(Input data begins)

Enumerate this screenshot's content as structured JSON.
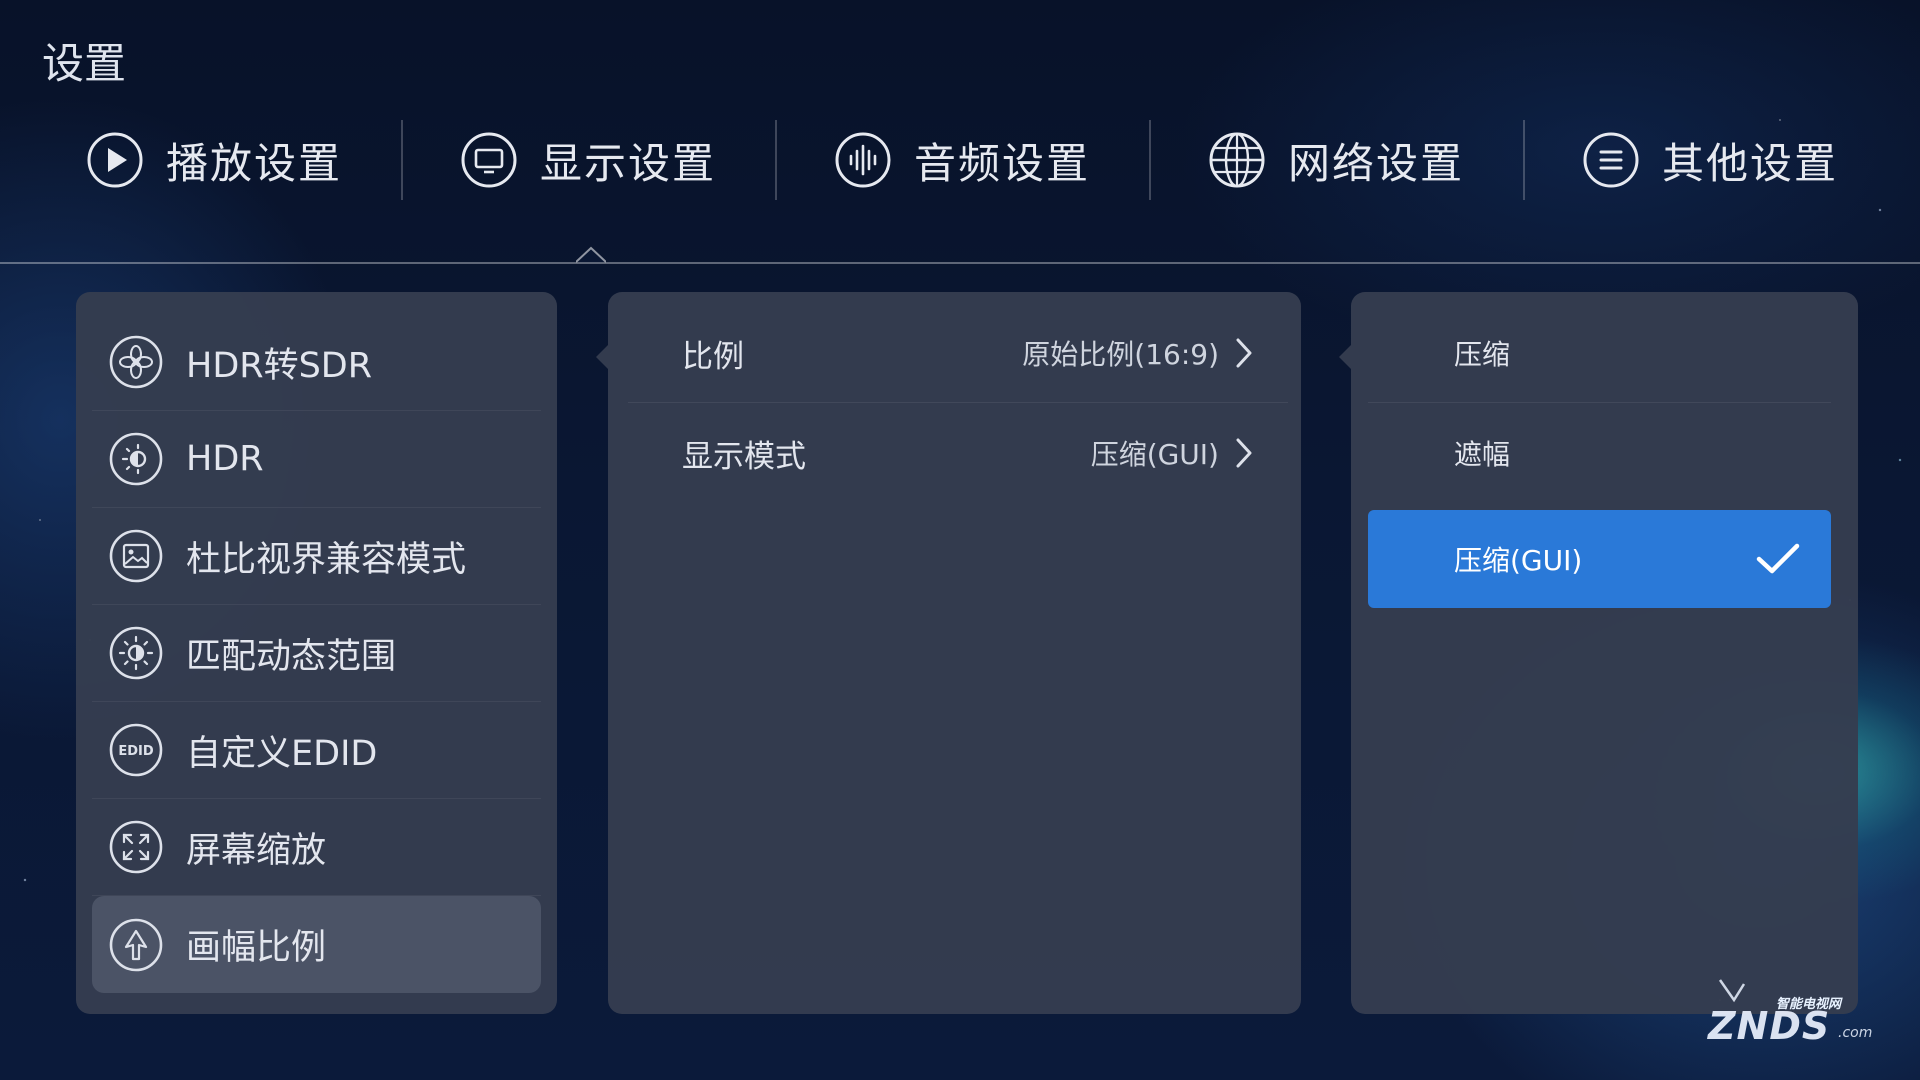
{
  "page": {
    "title": "设置"
  },
  "tabs": [
    {
      "label": "播放设置",
      "icon": "play-circle-icon"
    },
    {
      "label": "显示设置",
      "icon": "monitor-icon"
    },
    {
      "label": "音频设置",
      "icon": "audio-waveform-icon"
    },
    {
      "label": "网络设置",
      "icon": "globe-icon"
    },
    {
      "label": "其他设置",
      "icon": "menu-lines-icon"
    }
  ],
  "active_tab": "显示设置",
  "display_menu": [
    {
      "label": "HDR转SDR",
      "icon": "aperture-icon"
    },
    {
      "label": "HDR",
      "icon": "hdr-sun-icon"
    },
    {
      "label": "杜比视界兼容模式",
      "icon": "picture-icon"
    },
    {
      "label": "匹配动态范围",
      "icon": "brightness-icon"
    },
    {
      "label": "自定义EDID",
      "icon": "edid-icon",
      "icon_text": "EDID"
    },
    {
      "label": "屏幕缩放",
      "icon": "expand-arrows-icon"
    },
    {
      "label": "画幅比例",
      "icon": "aspect-ratio-icon",
      "selected": true
    }
  ],
  "aspect_settings": [
    {
      "label": "比例",
      "value": "原始比例(16:9)"
    },
    {
      "label": "显示模式",
      "value": "压缩(GUI)"
    }
  ],
  "display_mode_options": [
    {
      "label": "压缩",
      "selected": false
    },
    {
      "label": "遮幅",
      "selected": false
    },
    {
      "label": "压缩(GUI)",
      "selected": true
    }
  ],
  "colors": {
    "accent": "#2a79d8",
    "panel": "#353d50",
    "selected_item": "#4b5366"
  },
  "watermark": {
    "logo": "ZNDS",
    "subtitle": "智能电视网",
    "suffix": ".com"
  }
}
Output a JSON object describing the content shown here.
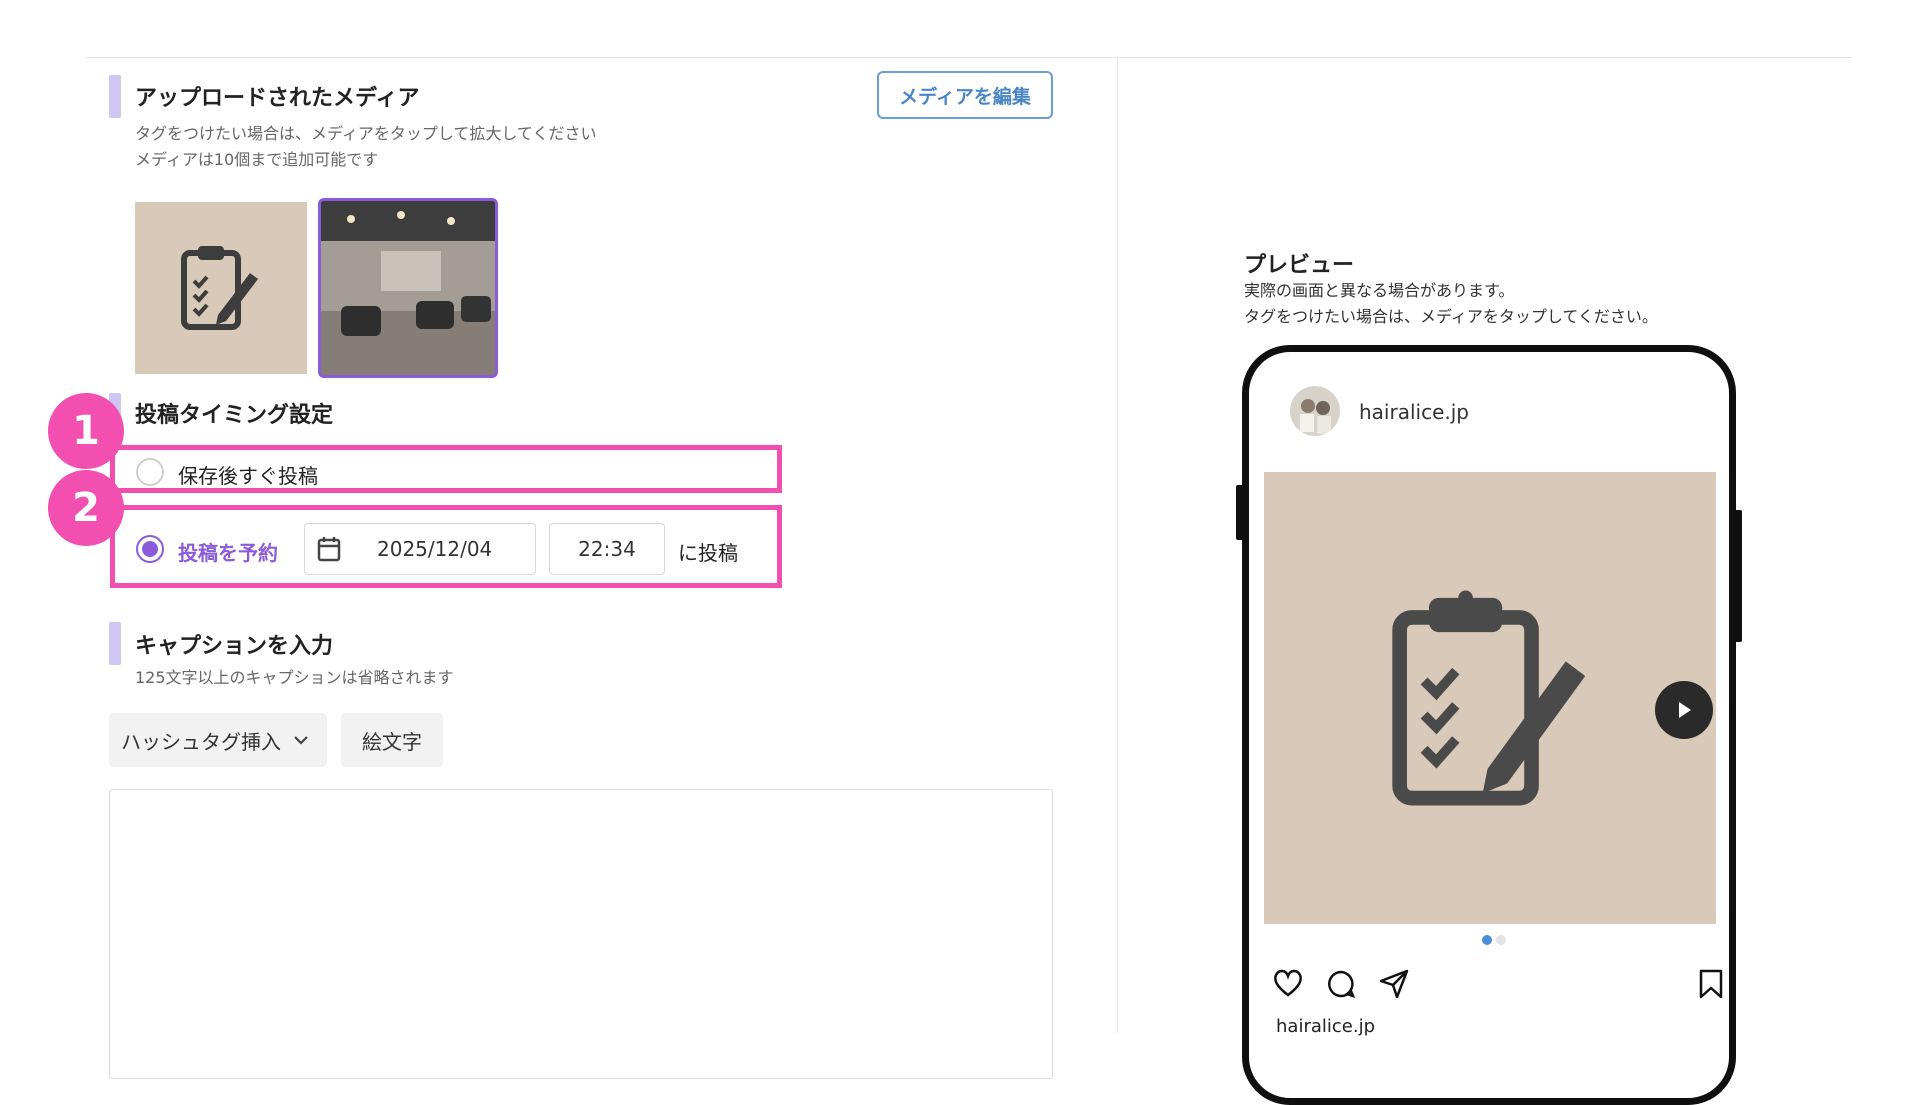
{
  "uploaded_media": {
    "title": "アップロードされたメディア",
    "hint_line1": "タグをつけたい場合は、メディアをタップして拡大してください",
    "hint_line2": "メディアは10個まで追加可能です",
    "edit_button": "メディアを編集"
  },
  "timing": {
    "title": "投稿タイミング設定",
    "immediate_label": "保存後すぐ投稿",
    "scheduled_label": "投稿を予約",
    "date_value": "2025/12/04",
    "time_value": "22:34",
    "suffix": "に投稿",
    "selected": "scheduled"
  },
  "annotations": {
    "badge1": "1",
    "badge2": "2"
  },
  "caption": {
    "title": "キャプションを入力",
    "hint": "125文字以上のキャプションは省略されます",
    "hashtag_button": "ハッシュタグ挿入",
    "emoji_button": "絵文字",
    "value": ""
  },
  "preview": {
    "title": "プレビュー",
    "note_line1": "実際の画面と異なる場合があります。",
    "note_line2": "タグをつけたい場合は、メディアをタップしてください。",
    "account_name": "hairalice.jp",
    "caption_account": "hairalice.jp"
  },
  "colors": {
    "accent_purple": "#8b5bdc",
    "annotation_pink": "#f24fb0",
    "link_blue": "#4a86c5",
    "media_beige": "#d9c9b9"
  },
  "icons": {
    "calendar": "calendar-icon",
    "chevron": "chevron-down-icon",
    "clipboard": "clipboard-edit-icon",
    "like": "heart-icon",
    "comment": "comment-icon",
    "share": "send-icon",
    "save": "bookmark-icon",
    "next": "play-next-icon"
  }
}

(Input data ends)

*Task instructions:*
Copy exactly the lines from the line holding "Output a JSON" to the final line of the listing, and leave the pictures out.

*Written solution:*
Output a JSON object describing the content shown here.
{
  "uploaded_media": {
    "title": "アップロードされたメディア",
    "hint_line1": "タグをつけたい場合は、メディアをタップして拡大してください",
    "hint_line2": "メディアは10個まで追加可能です",
    "edit_button": "メディアを編集"
  },
  "timing": {
    "title": "投稿タイミング設定",
    "immediate_label": "保存後すぐ投稿",
    "scheduled_label": "投稿を予約",
    "date_value": "2025/12/04",
    "time_value": "22:34",
    "suffix": "に投稿",
    "selected": "scheduled"
  },
  "annotations": {
    "badge1": "1",
    "badge2": "2"
  },
  "caption": {
    "title": "キャプションを入力",
    "hint": "125文字以上のキャプションは省略されます",
    "hashtag_button": "ハッシュタグ挿入",
    "emoji_button": "絵文字",
    "value": ""
  },
  "preview": {
    "title": "プレビュー",
    "note_line1": "実際の画面と異なる場合があります。",
    "note_line2": "タグをつけたい場合は、メディアをタップしてください。",
    "account_name": "hairalice.jp",
    "caption_account": "hairalice.jp"
  },
  "colors": {
    "accent_purple": "#8b5bdc",
    "annotation_pink": "#f24fb0",
    "link_blue": "#4a86c5",
    "media_beige": "#d9c9b9"
  },
  "icons": {
    "calendar": "calendar-icon",
    "chevron": "chevron-down-icon",
    "clipboard": "clipboard-edit-icon",
    "like": "heart-icon",
    "comment": "comment-icon",
    "share": "send-icon",
    "save": "bookmark-icon",
    "next": "play-next-icon"
  }
}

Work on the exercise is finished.